**Dataset records:**
※
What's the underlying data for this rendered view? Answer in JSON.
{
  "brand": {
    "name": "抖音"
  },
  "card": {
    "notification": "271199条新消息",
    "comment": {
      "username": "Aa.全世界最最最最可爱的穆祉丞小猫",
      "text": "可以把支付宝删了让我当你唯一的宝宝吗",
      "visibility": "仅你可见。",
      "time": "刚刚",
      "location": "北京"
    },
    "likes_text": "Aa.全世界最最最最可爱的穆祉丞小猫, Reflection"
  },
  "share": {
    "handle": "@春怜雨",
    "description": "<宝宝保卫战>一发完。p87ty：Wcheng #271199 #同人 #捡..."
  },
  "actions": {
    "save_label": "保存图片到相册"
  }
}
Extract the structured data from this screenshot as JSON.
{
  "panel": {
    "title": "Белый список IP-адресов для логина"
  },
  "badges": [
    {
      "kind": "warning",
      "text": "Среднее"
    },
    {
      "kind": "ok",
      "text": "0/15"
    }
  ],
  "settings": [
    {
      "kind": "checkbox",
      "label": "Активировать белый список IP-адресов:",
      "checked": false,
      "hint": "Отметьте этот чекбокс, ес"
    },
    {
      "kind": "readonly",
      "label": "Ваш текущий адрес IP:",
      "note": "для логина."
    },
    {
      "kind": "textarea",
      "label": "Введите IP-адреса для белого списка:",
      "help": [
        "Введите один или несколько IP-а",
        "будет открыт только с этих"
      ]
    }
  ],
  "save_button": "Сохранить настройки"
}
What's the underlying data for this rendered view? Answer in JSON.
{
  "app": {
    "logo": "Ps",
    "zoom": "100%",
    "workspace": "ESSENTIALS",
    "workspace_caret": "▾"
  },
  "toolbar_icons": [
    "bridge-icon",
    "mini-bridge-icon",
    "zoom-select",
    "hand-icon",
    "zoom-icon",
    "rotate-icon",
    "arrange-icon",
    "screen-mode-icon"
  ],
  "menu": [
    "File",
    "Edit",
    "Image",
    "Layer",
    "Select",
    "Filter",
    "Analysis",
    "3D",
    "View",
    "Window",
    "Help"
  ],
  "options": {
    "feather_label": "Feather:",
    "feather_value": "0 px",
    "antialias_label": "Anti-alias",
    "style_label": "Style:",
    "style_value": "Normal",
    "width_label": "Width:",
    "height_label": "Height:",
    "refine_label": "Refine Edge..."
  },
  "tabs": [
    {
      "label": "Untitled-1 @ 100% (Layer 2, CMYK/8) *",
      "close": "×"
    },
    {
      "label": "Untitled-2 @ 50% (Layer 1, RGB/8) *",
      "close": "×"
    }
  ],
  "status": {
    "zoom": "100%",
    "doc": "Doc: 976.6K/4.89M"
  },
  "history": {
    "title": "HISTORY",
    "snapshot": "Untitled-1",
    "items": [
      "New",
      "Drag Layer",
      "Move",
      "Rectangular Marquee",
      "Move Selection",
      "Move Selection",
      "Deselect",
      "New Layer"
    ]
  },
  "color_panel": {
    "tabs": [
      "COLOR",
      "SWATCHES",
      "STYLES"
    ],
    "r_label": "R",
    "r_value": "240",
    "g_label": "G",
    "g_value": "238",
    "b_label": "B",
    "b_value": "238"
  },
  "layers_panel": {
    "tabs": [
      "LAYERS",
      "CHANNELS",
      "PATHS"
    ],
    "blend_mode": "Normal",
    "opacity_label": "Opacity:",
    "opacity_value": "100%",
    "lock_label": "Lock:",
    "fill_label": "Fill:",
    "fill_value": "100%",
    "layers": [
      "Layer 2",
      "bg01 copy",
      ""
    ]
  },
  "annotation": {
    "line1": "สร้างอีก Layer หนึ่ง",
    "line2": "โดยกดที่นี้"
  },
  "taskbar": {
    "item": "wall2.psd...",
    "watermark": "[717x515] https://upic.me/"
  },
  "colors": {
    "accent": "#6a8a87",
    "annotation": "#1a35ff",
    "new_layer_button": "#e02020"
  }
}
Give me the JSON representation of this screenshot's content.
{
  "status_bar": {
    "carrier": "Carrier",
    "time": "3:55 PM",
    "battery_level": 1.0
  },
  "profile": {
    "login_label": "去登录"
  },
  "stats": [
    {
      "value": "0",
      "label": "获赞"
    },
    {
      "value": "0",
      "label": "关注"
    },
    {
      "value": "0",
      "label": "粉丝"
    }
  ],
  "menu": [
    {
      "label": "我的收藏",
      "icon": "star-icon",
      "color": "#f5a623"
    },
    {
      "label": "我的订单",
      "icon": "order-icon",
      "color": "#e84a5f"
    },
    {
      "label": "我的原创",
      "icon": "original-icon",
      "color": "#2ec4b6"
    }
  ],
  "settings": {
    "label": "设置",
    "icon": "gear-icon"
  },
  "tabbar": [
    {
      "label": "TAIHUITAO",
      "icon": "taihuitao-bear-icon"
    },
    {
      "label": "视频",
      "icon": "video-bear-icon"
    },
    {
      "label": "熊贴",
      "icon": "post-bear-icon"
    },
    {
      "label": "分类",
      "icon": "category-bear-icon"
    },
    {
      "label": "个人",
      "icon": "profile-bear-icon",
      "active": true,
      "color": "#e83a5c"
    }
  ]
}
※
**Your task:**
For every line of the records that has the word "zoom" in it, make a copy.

**Response:**
    "zoom": "100%",
    "zoom-select",
    "zoom-icon",
    "zoom": "100%",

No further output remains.